In New Mexico, previous research has identified at least 2,269 orphaned wells across the state, 431 of which are within 30 miles of National Parks. Two hundred orphaned wells are within ten miles of Chaco Culture National Historical Park and Aztec Ruins National Monument alone. These abandoned and unmitigated wells can contaminate drinking water and leak toxic methane into the air, posing a significant threat to the region’s Tribal communities, many of which are already facing disproportionate impacts from oil and gas development.

“The past and current practice of oil and gas extraction has endangered life and land, and brought continuous contamination to the first peoples of America. Orphaned wells have impacted many areas, without thought to the consequences to the land and our people. Life and land are sacred and no amount of money will ever repair life or land once it is destroyed,” said Clark Tenakhungva, former Vice-Chairman of the Hopi Tribe of Arizona.

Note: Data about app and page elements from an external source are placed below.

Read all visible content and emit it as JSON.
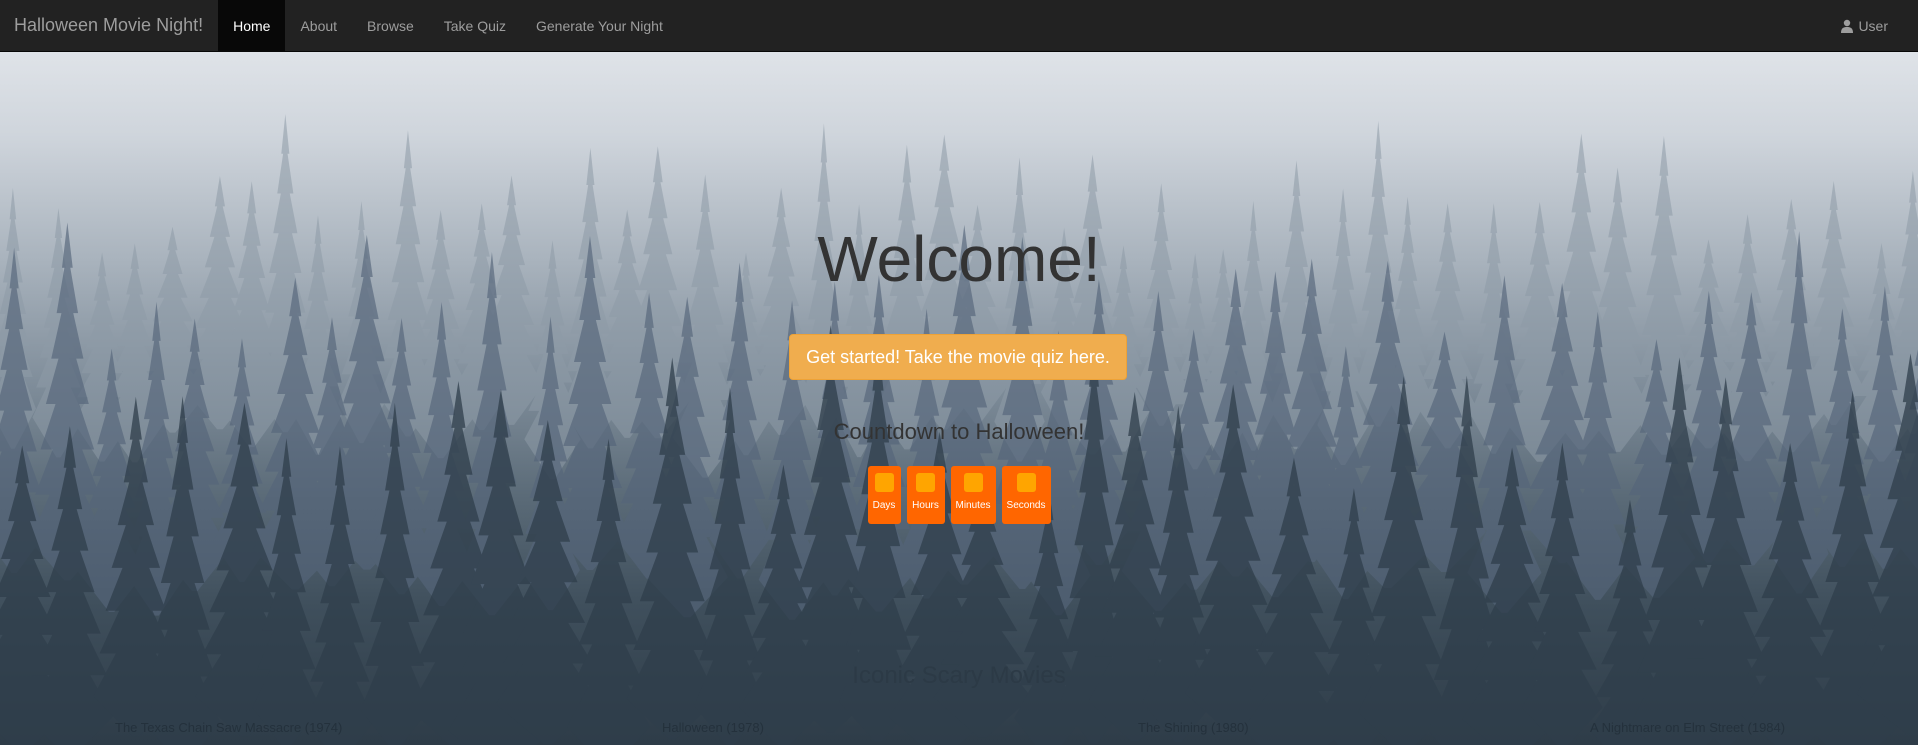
{
  "navbar": {
    "brand": "Halloween Movie Night!",
    "links": [
      {
        "label": "Home",
        "active": true
      },
      {
        "label": "About",
        "active": false
      },
      {
        "label": "Browse",
        "active": false
      },
      {
        "label": "Take Quiz",
        "active": false
      },
      {
        "label": "Generate Your Night",
        "active": false
      }
    ],
    "user": {
      "icon": "user-icon",
      "label": "User"
    }
  },
  "hero": {
    "welcome": "Welcome!",
    "cta_label": "Get started! Take the movie quiz here.",
    "countdown_title": "Countdown to Halloween!",
    "countdown": [
      {
        "label": "Days"
      },
      {
        "label": "Hours"
      },
      {
        "label": "Minutes"
      },
      {
        "label": "Seconds"
      }
    ]
  },
  "iconic": {
    "title": "Iconic Scary Movies",
    "movies": [
      "The Texas Chain Saw Massacre (1974)",
      "Halloween (1978)",
      "The Shining (1980)",
      "A Nightmare on Elm Street (1984)"
    ]
  },
  "colors": {
    "navbar_bg": "#222222",
    "active_tab_bg": "#080808",
    "cta_bg": "#f0ad4e",
    "countdown_box": "#ff6600",
    "countdown_digit": "#ffa500"
  }
}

“The preservation of sacred and cultural sites in New Mexico, particularly in Greater Chaco, is of utmost importance to Indigenous communities. The potential and actual impacts of orphaned or abandoned oil and gas wells on these sites is a matter of deep concern. These sites are not only spiritually and historically significant, but they are also a vital part of Indigenous culture and heritage. Any damage or desecration caused by such activities is a violation of Indigenous rights and a threat to cultural heritage. In light of this, Indigenous people urge for stricter regulations, effective monitoring, and responsible remediation practices,” said Governor J. Michael Chavarria of the Pueblo of Santa Clara.

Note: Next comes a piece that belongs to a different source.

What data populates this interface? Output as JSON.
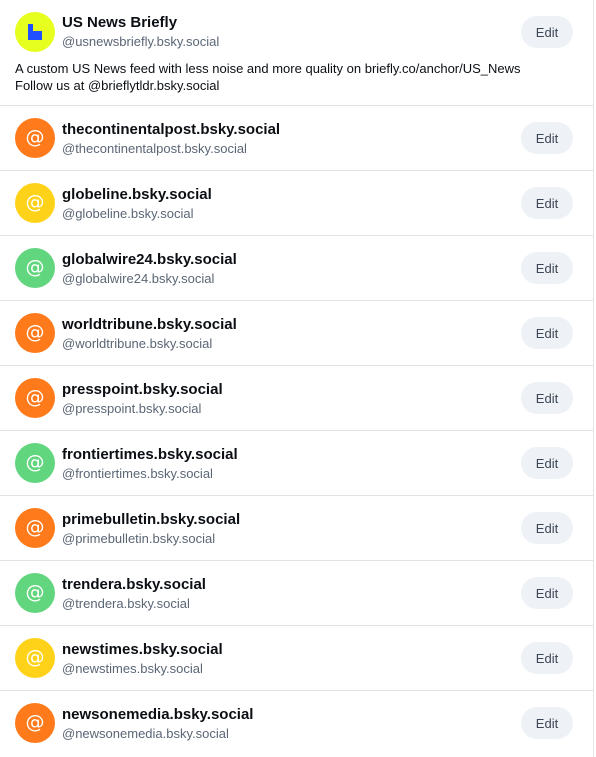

Similarly, in southeast Utah, there are hundreds of orphaned wells near National Parks, including many orphaned and abandoned well sites that are in close proximity to the sacred lands known as the Lands Between. This landscape, found just east of the Bears Ears National Monument and west of the Canyon of the Ancients National Monument, is one of the ancestral and spiritual homes of the Hopi, Zuni, Acoma, Laguna, Rio Grande Pueblos, Nuche (Ute), Diné (Navajo), Paiute, and other Indigenous peoples, and is estimated to contain 50,000 sacred, cultural, archaeological, and historic sites dating back for 10,000 years.

Unfortunately, oil and gas companies have drilled dozens of oil and gas wells in the area, including several within the boundaries of or in close proximity to the Alkali Ridge National Historic Landmark, Hovenweep National Monument, and several other culturally sensitive areas. Although many of these wells have not produced oil or gas in years, they have not been properly plugged nor reclaimed by the companies that operate them. As a result, decaying pumpjacks, tanks, and other industrial infrastructure and equipment have been littered across the Lands Between region.

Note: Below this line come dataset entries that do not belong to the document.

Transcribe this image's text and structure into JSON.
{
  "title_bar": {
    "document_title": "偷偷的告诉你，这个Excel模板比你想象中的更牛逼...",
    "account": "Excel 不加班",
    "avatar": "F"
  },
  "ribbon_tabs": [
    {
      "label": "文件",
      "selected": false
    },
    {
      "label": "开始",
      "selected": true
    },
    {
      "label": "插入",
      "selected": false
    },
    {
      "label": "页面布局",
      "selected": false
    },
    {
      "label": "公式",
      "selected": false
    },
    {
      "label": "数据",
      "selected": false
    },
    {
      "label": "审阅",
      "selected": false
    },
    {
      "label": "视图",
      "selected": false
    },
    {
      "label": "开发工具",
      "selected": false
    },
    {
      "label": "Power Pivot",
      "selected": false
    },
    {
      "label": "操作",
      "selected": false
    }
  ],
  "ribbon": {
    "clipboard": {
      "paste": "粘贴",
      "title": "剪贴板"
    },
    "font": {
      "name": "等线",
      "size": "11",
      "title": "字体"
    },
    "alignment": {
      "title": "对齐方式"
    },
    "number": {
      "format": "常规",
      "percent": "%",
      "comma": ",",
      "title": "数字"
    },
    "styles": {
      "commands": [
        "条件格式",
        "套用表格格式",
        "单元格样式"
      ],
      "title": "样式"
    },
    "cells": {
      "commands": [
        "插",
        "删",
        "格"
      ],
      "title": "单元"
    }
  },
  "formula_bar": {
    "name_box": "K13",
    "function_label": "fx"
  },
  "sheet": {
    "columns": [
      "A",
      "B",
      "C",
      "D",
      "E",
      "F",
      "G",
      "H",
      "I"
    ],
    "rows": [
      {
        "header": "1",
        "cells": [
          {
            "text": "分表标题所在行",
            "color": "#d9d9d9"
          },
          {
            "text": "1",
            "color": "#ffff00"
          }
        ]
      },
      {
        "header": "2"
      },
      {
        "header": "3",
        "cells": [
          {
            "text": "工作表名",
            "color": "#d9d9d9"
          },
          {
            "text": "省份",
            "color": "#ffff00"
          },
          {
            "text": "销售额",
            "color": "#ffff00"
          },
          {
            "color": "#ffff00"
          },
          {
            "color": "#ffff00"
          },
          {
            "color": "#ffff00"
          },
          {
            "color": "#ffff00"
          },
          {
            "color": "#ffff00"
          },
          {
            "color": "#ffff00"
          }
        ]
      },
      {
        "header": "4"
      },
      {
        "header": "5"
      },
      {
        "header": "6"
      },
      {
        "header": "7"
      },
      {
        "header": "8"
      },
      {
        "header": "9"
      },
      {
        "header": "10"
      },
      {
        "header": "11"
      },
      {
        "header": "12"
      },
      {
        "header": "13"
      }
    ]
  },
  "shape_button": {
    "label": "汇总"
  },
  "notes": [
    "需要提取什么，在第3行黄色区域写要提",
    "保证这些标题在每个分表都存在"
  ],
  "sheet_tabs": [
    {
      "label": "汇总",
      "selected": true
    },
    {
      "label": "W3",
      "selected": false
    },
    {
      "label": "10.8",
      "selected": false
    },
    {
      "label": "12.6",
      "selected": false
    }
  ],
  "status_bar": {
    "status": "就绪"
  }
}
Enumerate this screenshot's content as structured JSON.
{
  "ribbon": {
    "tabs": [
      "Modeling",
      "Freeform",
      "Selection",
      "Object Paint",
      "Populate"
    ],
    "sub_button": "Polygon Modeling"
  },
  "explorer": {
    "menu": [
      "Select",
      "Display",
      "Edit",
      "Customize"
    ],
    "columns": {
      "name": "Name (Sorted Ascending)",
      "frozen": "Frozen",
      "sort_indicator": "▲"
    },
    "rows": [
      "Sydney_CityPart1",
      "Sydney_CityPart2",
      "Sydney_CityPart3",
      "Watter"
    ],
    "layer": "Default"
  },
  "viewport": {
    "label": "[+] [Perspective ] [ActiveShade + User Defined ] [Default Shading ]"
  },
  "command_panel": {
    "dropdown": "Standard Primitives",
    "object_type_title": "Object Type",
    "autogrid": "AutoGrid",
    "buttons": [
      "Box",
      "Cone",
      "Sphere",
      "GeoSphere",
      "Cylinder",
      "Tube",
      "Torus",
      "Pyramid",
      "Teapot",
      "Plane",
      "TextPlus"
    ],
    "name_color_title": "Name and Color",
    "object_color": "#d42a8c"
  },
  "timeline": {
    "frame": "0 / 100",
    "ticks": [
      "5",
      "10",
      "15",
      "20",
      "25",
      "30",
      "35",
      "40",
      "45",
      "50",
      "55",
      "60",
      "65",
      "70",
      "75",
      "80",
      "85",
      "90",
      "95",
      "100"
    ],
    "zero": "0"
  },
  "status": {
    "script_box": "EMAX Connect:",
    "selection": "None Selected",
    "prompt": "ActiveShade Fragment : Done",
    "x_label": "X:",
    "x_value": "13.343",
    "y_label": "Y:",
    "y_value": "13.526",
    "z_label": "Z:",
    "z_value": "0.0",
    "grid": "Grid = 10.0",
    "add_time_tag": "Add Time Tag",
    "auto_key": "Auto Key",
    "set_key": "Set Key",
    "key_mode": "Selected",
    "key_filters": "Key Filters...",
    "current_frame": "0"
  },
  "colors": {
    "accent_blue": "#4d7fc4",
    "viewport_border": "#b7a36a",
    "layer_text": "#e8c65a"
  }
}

Following from critical solutions for addressing the root cause of the orphaned well problem on public lands that have previously been introduced in Congress, the Biden administration is now taking action to fix this problem for good. BLM’s proposed oil and gas rule will update decades-old federal bonding rates to ensure that oil and gas companies are held responsible for cleaning up their well sites on public lands, so that taxpayers aren’t forced to foot the enormous bill necessary for protecting these important areas from continuing to be further threatened in the future.